The development of a physical activity chatbot driven by machine learning and artificial intelligence (AI) to improve workplace productivity in sedentary office workers is among the aims of the $1.1 million project that a leading CQUniversity researcher has been awarded under the Australian Research Council (ARC) Future Fellowships scheme.
Professor Corneel Vandelanotte was among 100 of the country's best researchers to be awarded the Australian Government funding that will focus on addressing key challenges.
With a success rate of less than 15 percent' Future Fellowships are highly sought after but very difficult to secure.

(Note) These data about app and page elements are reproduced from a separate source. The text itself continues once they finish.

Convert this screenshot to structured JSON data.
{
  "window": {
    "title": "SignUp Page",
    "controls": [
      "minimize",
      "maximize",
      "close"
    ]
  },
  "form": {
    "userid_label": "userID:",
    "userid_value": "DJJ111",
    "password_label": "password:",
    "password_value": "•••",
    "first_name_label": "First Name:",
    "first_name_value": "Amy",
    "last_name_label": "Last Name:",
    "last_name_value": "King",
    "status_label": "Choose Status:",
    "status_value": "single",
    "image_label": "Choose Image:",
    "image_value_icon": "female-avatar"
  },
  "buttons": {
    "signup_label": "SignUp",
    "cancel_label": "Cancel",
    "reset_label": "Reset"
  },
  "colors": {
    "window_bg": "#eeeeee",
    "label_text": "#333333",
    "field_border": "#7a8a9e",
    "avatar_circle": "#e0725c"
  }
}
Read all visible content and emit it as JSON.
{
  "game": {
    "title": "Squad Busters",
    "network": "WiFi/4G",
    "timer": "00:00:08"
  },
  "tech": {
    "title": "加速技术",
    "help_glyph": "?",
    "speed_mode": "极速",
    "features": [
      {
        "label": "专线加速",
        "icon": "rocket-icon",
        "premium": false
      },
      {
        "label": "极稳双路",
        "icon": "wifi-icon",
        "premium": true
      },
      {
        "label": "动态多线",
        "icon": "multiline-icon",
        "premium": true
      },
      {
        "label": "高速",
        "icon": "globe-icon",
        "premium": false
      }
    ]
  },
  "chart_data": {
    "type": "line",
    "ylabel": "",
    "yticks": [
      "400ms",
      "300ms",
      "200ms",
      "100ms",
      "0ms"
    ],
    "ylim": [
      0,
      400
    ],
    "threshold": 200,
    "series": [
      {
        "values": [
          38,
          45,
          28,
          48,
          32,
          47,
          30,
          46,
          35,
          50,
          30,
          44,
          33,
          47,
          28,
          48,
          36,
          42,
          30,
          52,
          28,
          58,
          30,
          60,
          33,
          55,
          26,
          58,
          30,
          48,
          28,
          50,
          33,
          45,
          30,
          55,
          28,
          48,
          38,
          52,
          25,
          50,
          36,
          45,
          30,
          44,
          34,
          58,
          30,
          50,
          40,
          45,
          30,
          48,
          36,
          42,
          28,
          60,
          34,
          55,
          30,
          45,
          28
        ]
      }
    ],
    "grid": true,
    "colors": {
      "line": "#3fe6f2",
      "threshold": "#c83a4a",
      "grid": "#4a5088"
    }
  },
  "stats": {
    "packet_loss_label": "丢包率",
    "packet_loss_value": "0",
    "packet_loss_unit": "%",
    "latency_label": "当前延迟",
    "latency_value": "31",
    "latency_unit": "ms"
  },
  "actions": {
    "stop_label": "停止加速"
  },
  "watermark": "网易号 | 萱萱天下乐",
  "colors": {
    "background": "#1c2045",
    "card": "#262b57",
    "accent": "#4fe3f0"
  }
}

Prof. Vandelanotte said he was thrilled to have received the Fellowship which will focus on the development and evaluation of the AI-driven physical activity chatbot.

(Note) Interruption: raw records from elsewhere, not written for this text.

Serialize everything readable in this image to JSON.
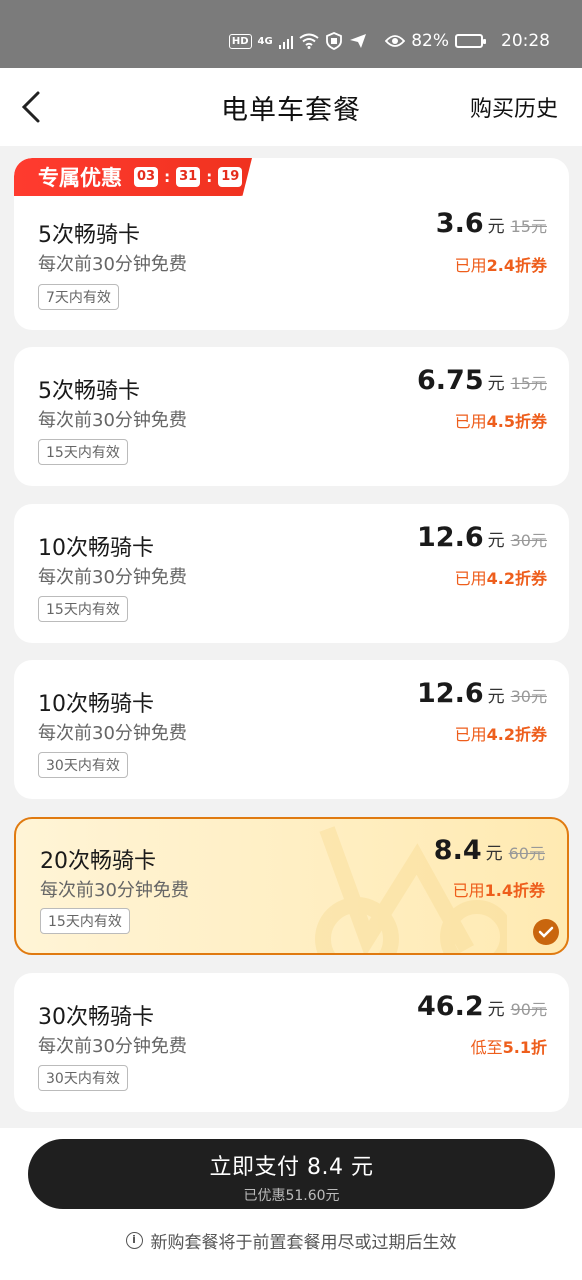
{
  "status_bar": {
    "hd": "HD",
    "network": "4G",
    "battery": "82%",
    "battery_level": 0.82,
    "time": "20:28"
  },
  "nav": {
    "title": "电单车套餐",
    "history_label": "购买历史"
  },
  "promo": {
    "label": "专属优惠",
    "countdown": [
      "03",
      "31",
      "19"
    ]
  },
  "packages": [
    {
      "name": "5次畅骑卡",
      "desc": "每次前30分钟免费",
      "validity": "7天内有效",
      "price": "3.6",
      "unit": "元",
      "original": "15元",
      "discount_prefix": "已用",
      "discount_value": "2.4折券"
    },
    {
      "name": "5次畅骑卡",
      "desc": "每次前30分钟免费",
      "validity": "15天内有效",
      "price": "6.75",
      "unit": "元",
      "original": "15元",
      "discount_prefix": "已用",
      "discount_value": "4.5折券"
    },
    {
      "name": "10次畅骑卡",
      "desc": "每次前30分钟免费",
      "validity": "15天内有效",
      "price": "12.6",
      "unit": "元",
      "original": "30元",
      "discount_prefix": "已用",
      "discount_value": "4.2折券"
    },
    {
      "name": "10次畅骑卡",
      "desc": "每次前30分钟免费",
      "validity": "30天内有效",
      "price": "12.6",
      "unit": "元",
      "original": "30元",
      "discount_prefix": "已用",
      "discount_value": "4.2折券"
    },
    {
      "name": "20次畅骑卡",
      "desc": "每次前30分钟免费",
      "validity": "15天内有效",
      "price": "8.4",
      "unit": "元",
      "original": "60元",
      "discount_prefix": "已用",
      "discount_value": "1.4折券"
    },
    {
      "name": "30次畅骑卡",
      "desc": "每次前30分钟免费",
      "validity": "30天内有效",
      "price": "46.2",
      "unit": "元",
      "original": "90元",
      "discount_prefix": "低至",
      "discount_value": "5.1折"
    }
  ],
  "pay": {
    "label": "立即支付 8.4 元",
    "saved": "已优惠51.60元"
  },
  "notice": "新购套餐将于前置套餐用尽或过期后生效",
  "colors": {
    "accent": "#e07a10",
    "discount": "#ee5e1c",
    "promo": "#f0321f",
    "pay_button": "#1f1f1f"
  }
}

"Applying machine learning and artificial intelligence to improve health behaviours is highly innovative'" Prof. Vandelanotte said.

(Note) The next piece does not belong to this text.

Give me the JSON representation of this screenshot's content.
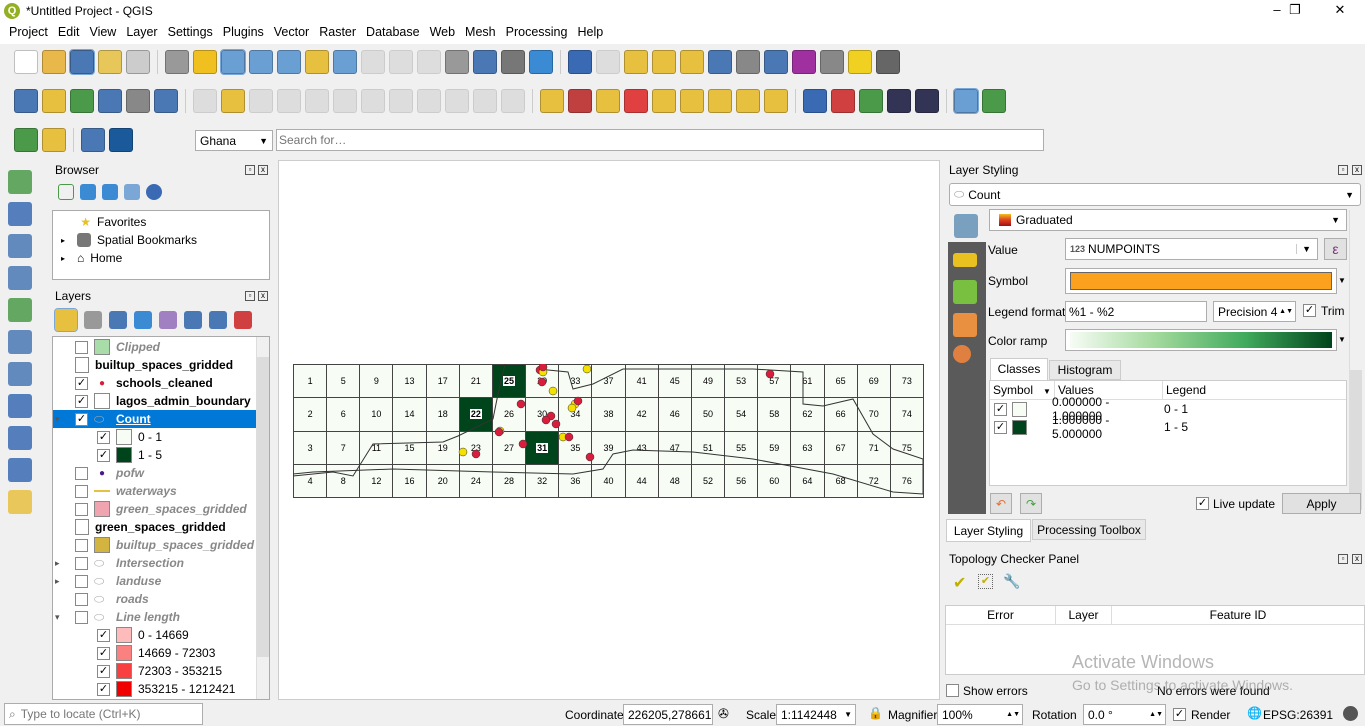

"The level of personalisation that can be achieved this way is unprecedented and may well revolutionise this field of research. It is like 'precision medicine' to improve behavioural outcomes' something few other researchers have attempted to date'" he said.
"There is a lot of work to be done' but this Fellowship gives me the best opportunity to be successful. I thank CQUniversity for all the support I have received over many years' as it has allowed me to build a competitive track record and be successful at the highest level."
CQUniversity Vice-President (Research) Professor Grant Stanley said the ARC grant reflected research being conducted at CQU that is innovative' creates impact and drives positive change for the regions aligned to the University footprint.
"The funding awarded to Prof. Vandelanotte recognises the high calibre of researchers working at CQUniversity and that by collaborating with the communities and industries we serve' some remarkable feats are being achieved across a range of research fields'" Professor Stanley said.
"Corneel started at CQUniversity as a postdoc and has now been awarded his third nationally competitive research fellowship. He previously secured NHMRC and NHF fellowships. Going on to now secure this ARC Future Fellowship highlights that it is possible to build and sustain a highly successful research career at a regional university.
"I congratulate Corneel on this magnificent achievement."
ARC Chief Executive Officer (CEO) Professor Sue Thomas said the ARC Future Fellowships scheme was designed to attract and retain the best and brightest mid-career researchers who would undertake research in areas of critical national importance.
"These new Future Fellowships are awarded to outstanding mid-career researchers' who will receive funding support for the next four years to undertake their innovative research in Australia'" Professor Thomas said.